As one of 18 states in which 100 percent of graduating high school seniors have taken the ACT college entrance examination, ACT scores represent an important indicator of college and career readiness in Tennessee. This year, more than 63,000 public high school graduates statewide took the exam—an increase of more than 3,000 test-takers from 2015—and the published results provide data needed to understand how well our schools are preparing young people for success in postsecondary and career opportunities. Results provide both good news and compelling evidence for the need to do more.
The ACT includes four sections: English, reading, mathematics, and science, with different score cutoffs set for each section to determine whether students are prepared for college-level success (grade C or higher) in each subject. Statewide, 20 percent of test-takers scored at college-ready levels across all four areas, trailing the national average of 26 percent. Compared to their peers in neighboring states in which all graduating seniors took the ACT, a higher percentage of Tennessee students scored at college-ready levels in all four subject areas than those in Mississippi, Alabama, North Carolina, and South Carolina. Only Missouri had a higher proportion of students who met all four benchmarks. Looking only at public schools in Tennessee, 17 percent of their graduates scored at or above college-ready benchmarks in all subject areas; those graduates received an average composite score of 19.4 on the ACT’s 36-point scale.
As noted by ACT last year, students who complete rigorous courses of study in high school have substantially higher odds of scoring at college-ready ACT levels than their peers who do not. Across all subject areas, students completing the most rigorous available courses of study consistently scored at college-ready benchmarks at higher rates than their peers completing other course sequences.
Racial and Ethnic Disparities
Students identifying across all racial and ethnic populations in Tennessee scored at levels below national averages, but the average score among black students within Tennessee of 16.5 trails those of their Hispanic peers by nearly 2 points and of their white peers by 4 full points. Of note, the number of students choosing not to indicate a racial/ethnic identity has more than doubled from 2,564 to 6,492 between 2014 and 2016. The average composite score for those students in 2016 was 17.9.
In addition, compared to 2012 rates, 4 percent more Asian and 4 percent more white students in 2016 scored above college-ready benchmark levels in three or all four subject areas. These results represent a 2 percentage point decline, however, for Asian students and the same level of readiness among white students compared to last year. Only one in five Hispanic students scored at college-ready levels in three or more subject areas, and still fewer than one in ten black students did so.
Postsecondary Aspiration and Career Readiness Gaps
According to ACT, 80 percent of Tennessee 2016 high school graduates indicated they aspire to postsecondary education. In 2015, 84 percent aspired to postsecondary education, but only 60 percent of graduates enrolled—a 3 percentage point increase compared to 2014. Closing this gap would add nearly 16,000 students to the state’s college enrollment.
Only 13 percent of Tennessee test-takers met the science/math readiness benchmark score of 26 in those subject areas, trailing the 20 percent of students nationwide scoring at this level. This gap has problematic implications, given that nearly one in five students indicated a career interest in health sciences and technologies.
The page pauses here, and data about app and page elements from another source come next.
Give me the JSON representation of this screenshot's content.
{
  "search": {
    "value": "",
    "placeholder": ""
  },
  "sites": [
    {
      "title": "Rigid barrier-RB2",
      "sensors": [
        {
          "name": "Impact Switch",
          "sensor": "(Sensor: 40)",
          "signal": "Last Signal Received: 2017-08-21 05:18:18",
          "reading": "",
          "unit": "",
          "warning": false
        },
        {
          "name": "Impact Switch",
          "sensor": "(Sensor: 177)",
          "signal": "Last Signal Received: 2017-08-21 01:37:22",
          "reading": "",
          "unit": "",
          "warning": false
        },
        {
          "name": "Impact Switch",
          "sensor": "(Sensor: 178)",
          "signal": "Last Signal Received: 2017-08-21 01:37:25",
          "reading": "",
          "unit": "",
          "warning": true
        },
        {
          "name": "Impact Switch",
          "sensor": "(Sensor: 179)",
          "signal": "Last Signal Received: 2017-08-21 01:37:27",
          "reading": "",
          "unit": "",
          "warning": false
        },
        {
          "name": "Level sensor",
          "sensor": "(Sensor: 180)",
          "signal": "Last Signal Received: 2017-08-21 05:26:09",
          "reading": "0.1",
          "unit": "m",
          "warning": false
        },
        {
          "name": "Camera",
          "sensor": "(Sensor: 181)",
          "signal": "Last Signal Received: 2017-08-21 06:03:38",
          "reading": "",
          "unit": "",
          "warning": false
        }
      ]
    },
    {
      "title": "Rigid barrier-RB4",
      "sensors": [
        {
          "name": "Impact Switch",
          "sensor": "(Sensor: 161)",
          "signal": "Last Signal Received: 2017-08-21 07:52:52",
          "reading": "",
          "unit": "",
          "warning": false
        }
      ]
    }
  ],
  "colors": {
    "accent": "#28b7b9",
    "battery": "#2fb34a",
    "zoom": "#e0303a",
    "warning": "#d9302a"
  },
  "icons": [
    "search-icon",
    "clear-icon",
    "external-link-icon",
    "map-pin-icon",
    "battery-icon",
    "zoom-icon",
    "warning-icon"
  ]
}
For the first time, ACT this year reported students’ progress toward career readiness based on their composite scores. These readiness indicators are based on research tying composite scores to National Career Readiness Certificate (NCRC) levels. Progressively higher NCRC levels indicate students would be more likely to exhibit workplace employability skills key to job success. Although Tennessee test-takers scored comparably to the national average in Bronze and Silver categories, they were 9 percentage points less likely to score in the Gold range, and Gold range Tennessee students scored nearly a full point lower, on average, than their peers nationally.
Promising Notes for the Future
On a positive note, nearly 1,300 more students scored 21 or above this year, qualifying them for HOPE scholarship aid. And although too few students now meet college-ready benchmarks, ACT data indicate the potential for continued gains in the coming years. Thousands of students statewide scored within 2 points of meeting subject area benchmarks this year, and sustained commitment to high standards could elevate college and career readiness rates in years ahead. This year, Tennessee becomes the first state to provide students an opportunity to re-take the ACT without charge to them. This opportunity will give students the chance to surpass college-ready benchmarks, potentially qualifying them for financial aid programs that enhance the affordability of postsecondary options.
Sustained commitment to high standards, focusing attention on disparities in preparation, and providing students and educators with the data and support they need hold great promise for ensuring consistently greater numbers of high school seniors are ready for success beyond graduation day.